In 1990, ABC tried (and failed) with a short-lived series devoted to Elvis Presley’s early life. Three decades later, and a quarter-century after Selena’s death, Netflix does the same with “Selena: The Series,” which should stir curiosity among her fans but which proves so light on substance as to make watching the initial nine-episode run a slog with few high notes.
Although there’s something simultaneously uplifting and sad about watching the struggles of young Selena Quintanilla (played by “The Walking Dead’s” Christian Serratos) and her family — knowing that stardom, and tragedy, wait on the other side — the show carries the overly manicured feel of a licensed product.

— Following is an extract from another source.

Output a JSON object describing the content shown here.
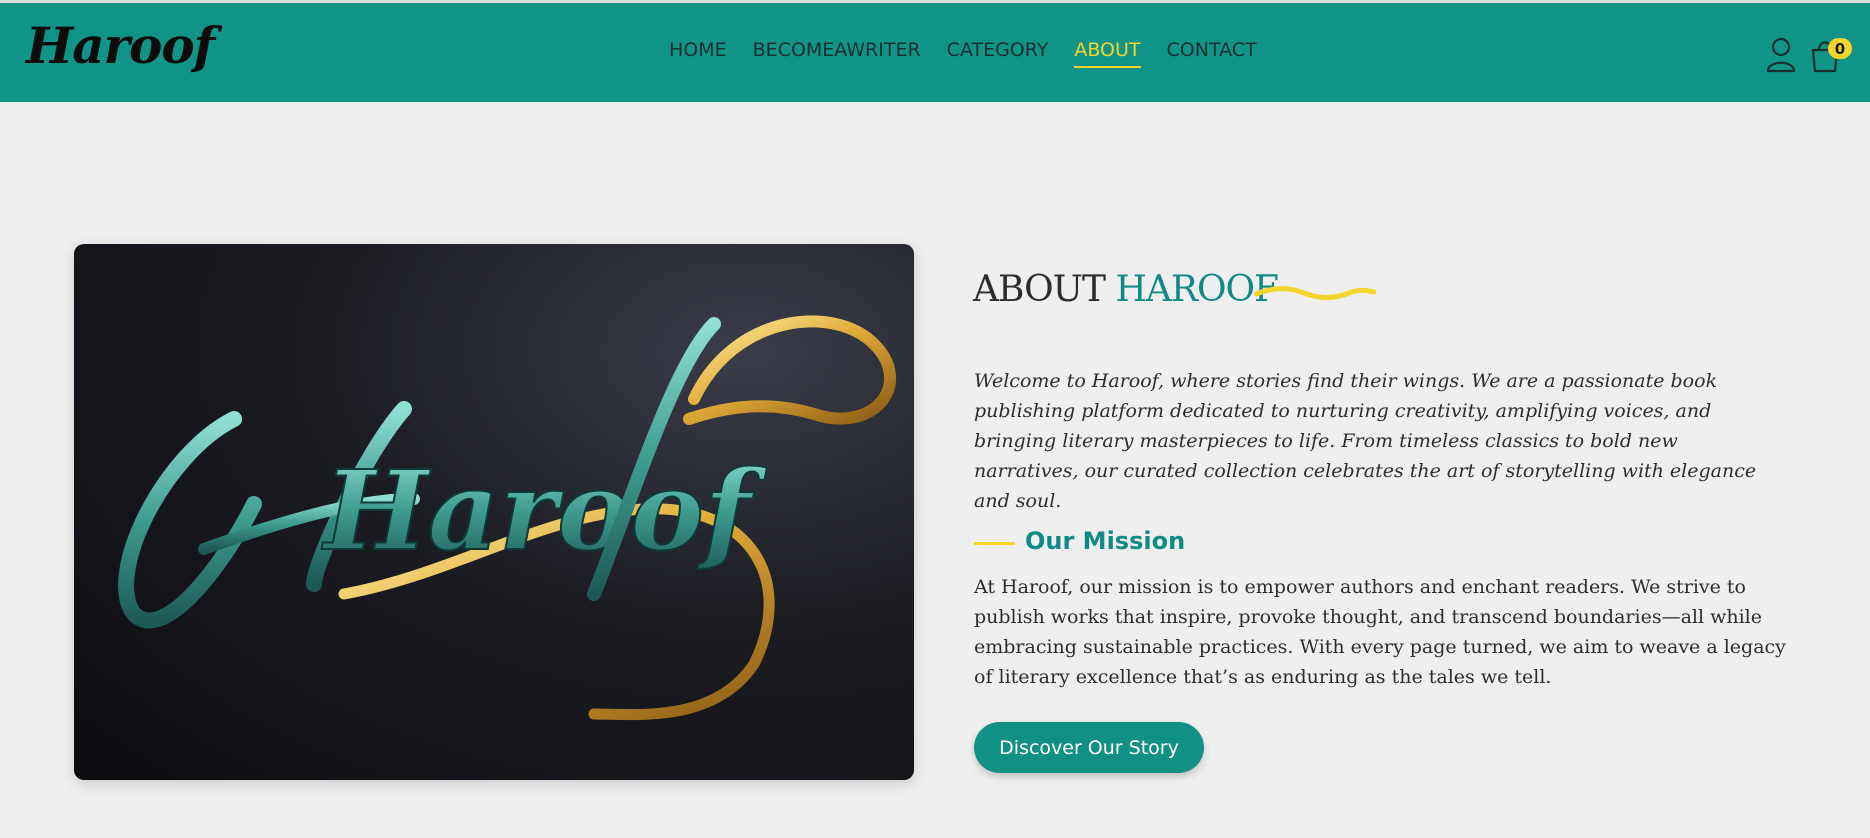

As a consequence, the series is both earnest and dramatically flat. The title notwithstanding, much of the focus is on the Tejano star’s dad, Abraham Quintanilla (“Desperate Housewives'” Ricardo Chavira), beginning with him recognizing his daughter’s talent as a child and pursuing a bet-the-house strategy (basically literally) on her success.
That quest unfolds so slowly that the episodes — most of which run less than 40 minutes — exhibit a conspicuous lack of momentum. Tensions do exist within the family, and eventually questions arise about Selena dating as she matures under her father’s watchful and protective eye, but not in a way that elicits consistent involvement thanks to the shortage of dramatic inflection points.
There is, not surprisingly, a lot of music, and key little moments, like the decision that Selena should perform in Spanish. Yet several of the episodes don’t really arc toward anything, but rather abruptly end before moving on to the next chapter.
It’s tempting but not really fair to attribute that to the writing, since the show (created by Moisés Zamora) clearly had to operate with the equivalent of one hand tied behind its back. The episodic format advances at a snail’s pace — unlike movie biographies that by necessity race to the good stuff.
Selena’s life was previously turned into a 1997 film starring Jennifer Lopez, also produced with the family’s cooperation. The film’s producer has sued the family and Netflix, claiming he retained the TV rights.
For Netflix, the attention “Selena: The Series” will generate — both from media outlets and subscribers — represents half the battle, and by that measure likely already counts as a win. Indeed, a second part of the program’s bifurcated run is still to come.
Like “Elvis,” though, the series underscores that nostalgia for musical icons has its dramatic limits, tending to work more effectively as a tribute than a TV show. It’s a reminder, too, that in the era of infinite streaming shelf space, services too often assume that anything worth doing is worth overdoing.
“Selena” premieres Dec. 4 on Netflix.